Scribner – in his last ever performance with San Francisco Ballet before he joins Nederlands Dans Theatre – and Ingham danced their youthful, boyish and bounding steps with wit and verve.
As Cinderella, even Yuan Yuan Tan looks awkward periodically, especially in the first-act solo, with its underwhelming steps.
In the final act, the prince and princess pas de deux had its moments, with some gentle lifts and soft embraces, but lacked the fluid, innovative partnering Wheeldon has displayed before.

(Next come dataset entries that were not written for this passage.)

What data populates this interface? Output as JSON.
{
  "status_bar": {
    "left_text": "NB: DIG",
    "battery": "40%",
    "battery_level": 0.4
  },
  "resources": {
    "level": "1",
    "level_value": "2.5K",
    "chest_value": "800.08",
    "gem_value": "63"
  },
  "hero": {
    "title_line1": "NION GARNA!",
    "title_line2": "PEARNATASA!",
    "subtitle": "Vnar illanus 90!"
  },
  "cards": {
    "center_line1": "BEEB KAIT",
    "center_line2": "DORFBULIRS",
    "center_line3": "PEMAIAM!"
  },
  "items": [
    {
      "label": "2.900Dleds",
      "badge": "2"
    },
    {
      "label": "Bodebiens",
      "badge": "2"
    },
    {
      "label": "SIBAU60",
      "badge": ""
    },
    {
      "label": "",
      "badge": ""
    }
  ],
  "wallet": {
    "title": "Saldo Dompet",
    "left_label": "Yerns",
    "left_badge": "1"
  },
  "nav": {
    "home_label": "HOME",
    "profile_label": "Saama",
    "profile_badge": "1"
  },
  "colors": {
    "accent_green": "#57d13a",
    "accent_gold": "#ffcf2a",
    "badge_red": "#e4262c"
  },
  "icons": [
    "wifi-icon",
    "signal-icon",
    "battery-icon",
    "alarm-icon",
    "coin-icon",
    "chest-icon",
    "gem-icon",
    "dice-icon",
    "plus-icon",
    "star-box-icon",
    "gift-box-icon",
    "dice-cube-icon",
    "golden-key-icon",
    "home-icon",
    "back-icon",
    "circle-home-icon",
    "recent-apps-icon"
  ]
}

The ensemble choreography fared better, especially in the ballroom scene when the steps amplified the full breadth and flounce of the courtiers’ ball gowns, a stunning sight beneath over 50 crystal-laden chandeliers.
Post-performance audience chatter often focuses on mesmerizing lifts, spins, jumps and dazzling partnering. After “Cinderella” the crowd largely focused on the sets and costumes. And who could blame them? Cinderella’s gown drips with gold feathers, chairs hang from the rafters and family portraits are animated.
Was Wheeldon’s dancing dwarfed by distractions? Only time will tell. But if “Cinderella” does nothing else, it proves to San Francisco Ballet that audiences love old stories and pageantry. If only this meant San Francisco could see “Le Corsaire” or “La Bayadere,” but perhaps a revival of “The Sleeping Beauty” is a more realistic hope.
Presented by San Francisco Ballet
Where: War Memorial Opera House, 301 Van Ness Ave., S.F.
When: 8 p.m. today-Friday, 2 and 8 p.m. Saturday, 2 p.m. Sunday
Tickets: Sold out; $10 standing room tickets may be available day of show
Contact: (415) 861-5600, www.sfballet.org
Note: Tickets for “Cinderella” in 2014 are currently only available with subscriptions.